▸ **WORK ORDER**
Repeat the data verbatim, images excluded.
+ + + +
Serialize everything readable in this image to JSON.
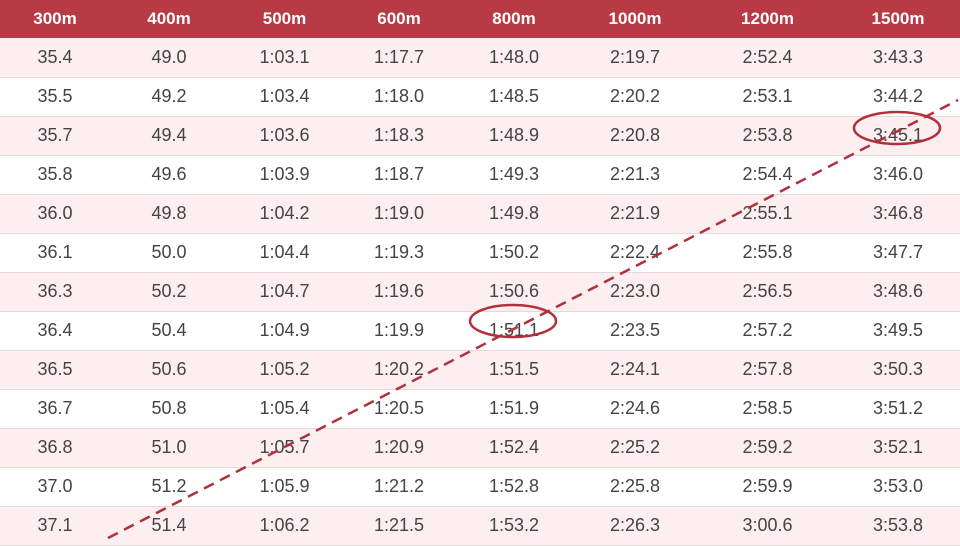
{
  "table": {
    "headers": [
      "300m",
      "400m",
      "500m",
      "600m",
      "800m",
      "1000m",
      "1200m",
      "1500m"
    ],
    "rows": [
      [
        "35.4",
        "49.0",
        "1:03.1",
        "1:17.7",
        "1:48.0",
        "2:19.7",
        "2:52.4",
        "3:43.3"
      ],
      [
        "35.5",
        "49.2",
        "1:03.4",
        "1:18.0",
        "1:48.5",
        "2:20.2",
        "2:53.1",
        "3:44.2"
      ],
      [
        "35.7",
        "49.4",
        "1:03.6",
        "1:18.3",
        "1:48.9",
        "2:20.8",
        "2:53.8",
        "3:45.1"
      ],
      [
        "35.8",
        "49.6",
        "1:03.9",
        "1:18.7",
        "1:49.3",
        "2:21.3",
        "2:54.4",
        "3:46.0"
      ],
      [
        "36.0",
        "49.8",
        "1:04.2",
        "1:19.0",
        "1:49.8",
        "2:21.9",
        "2:55.1",
        "3:46.8"
      ],
      [
        "36.1",
        "50.0",
        "1:04.4",
        "1:19.3",
        "1:50.2",
        "2:22.4",
        "2:55.8",
        "3:47.7"
      ],
      [
        "36.3",
        "50.2",
        "1:04.7",
        "1:19.6",
        "1:50.6",
        "2:23.0",
        "2:56.5",
        "3:48.6"
      ],
      [
        "36.4",
        "50.4",
        "1:04.9",
        "1:19.9",
        "1:51.1",
        "2:23.5",
        "2:57.2",
        "3:49.5"
      ],
      [
        "36.5",
        "50.6",
        "1:05.2",
        "1:20.2",
        "1:51.5",
        "2:24.1",
        "2:57.8",
        "3:50.3"
      ],
      [
        "36.7",
        "50.8",
        "1:05.4",
        "1:20.5",
        "1:51.9",
        "2:24.6",
        "2:58.5",
        "3:51.2"
      ],
      [
        "36.8",
        "51.0",
        "1:05.7",
        "1:20.9",
        "1:52.4",
        "2:25.2",
        "2:59.2",
        "3:52.1"
      ],
      [
        "37.0",
        "51.2",
        "1:05.9",
        "1:21.2",
        "1:52.8",
        "2:25.8",
        "2:59.9",
        "3:53.0"
      ],
      [
        "37.1",
        "51.4",
        "1:06.2",
        "1:21.5",
        "1:53.2",
        "2:26.3",
        "3:00.6",
        "3:53.8"
      ]
    ]
  },
  "colors": {
    "header_bg": "#b83a44",
    "header_text": "#ffffff",
    "row_tint": "#fdeeef",
    "annotation": "#b0303c"
  },
  "annotations": {
    "circled_values": [
      "1:51.1",
      "3:45.1"
    ],
    "dashed_line": "trend line connecting circled values"
  }
}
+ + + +
▸ **SOLUTION TO THE PROBLEM**
Serialize everything readable in this image to JSON.
{
  "table": {
    "headers": [
      "300m",
      "400m",
      "500m",
      "600m",
      "800m",
      "1000m",
      "1200m",
      "1500m"
    ],
    "rows": [
      [
        "35.4",
        "49.0",
        "1:03.1",
        "1:17.7",
        "1:48.0",
        "2:19.7",
        "2:52.4",
        "3:43.3"
      ],
      [
        "35.5",
        "49.2",
        "1:03.4",
        "1:18.0",
        "1:48.5",
        "2:20.2",
        "2:53.1",
        "3:44.2"
      ],
      [
        "35.7",
        "49.4",
        "1:03.6",
        "1:18.3",
        "1:48.9",
        "2:20.8",
        "2:53.8",
        "3:45.1"
      ],
      [
        "35.8",
        "49.6",
        "1:03.9",
        "1:18.7",
        "1:49.3",
        "2:21.3",
        "2:54.4",
        "3:46.0"
      ],
      [
        "36.0",
        "49.8",
        "1:04.2",
        "1:19.0",
        "1:49.8",
        "2:21.9",
        "2:55.1",
        "3:46.8"
      ],
      [
        "36.1",
        "50.0",
        "1:04.4",
        "1:19.3",
        "1:50.2",
        "2:22.4",
        "2:55.8",
        "3:47.7"
      ],
      [
        "36.3",
        "50.2",
        "1:04.7",
        "1:19.6",
        "1:50.6",
        "2:23.0",
        "2:56.5",
        "3:48.6"
      ],
      [
        "36.4",
        "50.4",
        "1:04.9",
        "1:19.9",
        "1:51.1",
        "2:23.5",
        "2:57.2",
        "3:49.5"
      ],
      [
        "36.5",
        "50.6",
        "1:05.2",
        "1:20.2",
        "1:51.5",
        "2:24.1",
        "2:57.8",
        "3:50.3"
      ],
      [
        "36.7",
        "50.8",
        "1:05.4",
        "1:20.5",
        "1:51.9",
        "2:24.6",
        "2:58.5",
        "3:51.2"
      ],
      [
        "36.8",
        "51.0",
        "1:05.7",
        "1:20.9",
        "1:52.4",
        "2:25.2",
        "2:59.2",
        "3:52.1"
      ],
      [
        "37.0",
        "51.2",
        "1:05.9",
        "1:21.2",
        "1:52.8",
        "2:25.8",
        "2:59.9",
        "3:53.0"
      ],
      [
        "37.1",
        "51.4",
        "1:06.2",
        "1:21.5",
        "1:53.2",
        "2:26.3",
        "3:00.6",
        "3:53.8"
      ]
    ]
  },
  "colors": {
    "header_bg": "#b83a44",
    "header_text": "#ffffff",
    "row_tint": "#fdeeef",
    "annotation": "#b0303c"
  },
  "annotations": {
    "circled_values": [
      "1:51.1",
      "3:45.1"
    ],
    "dashed_line": "trend line connecting circled values"
  }
}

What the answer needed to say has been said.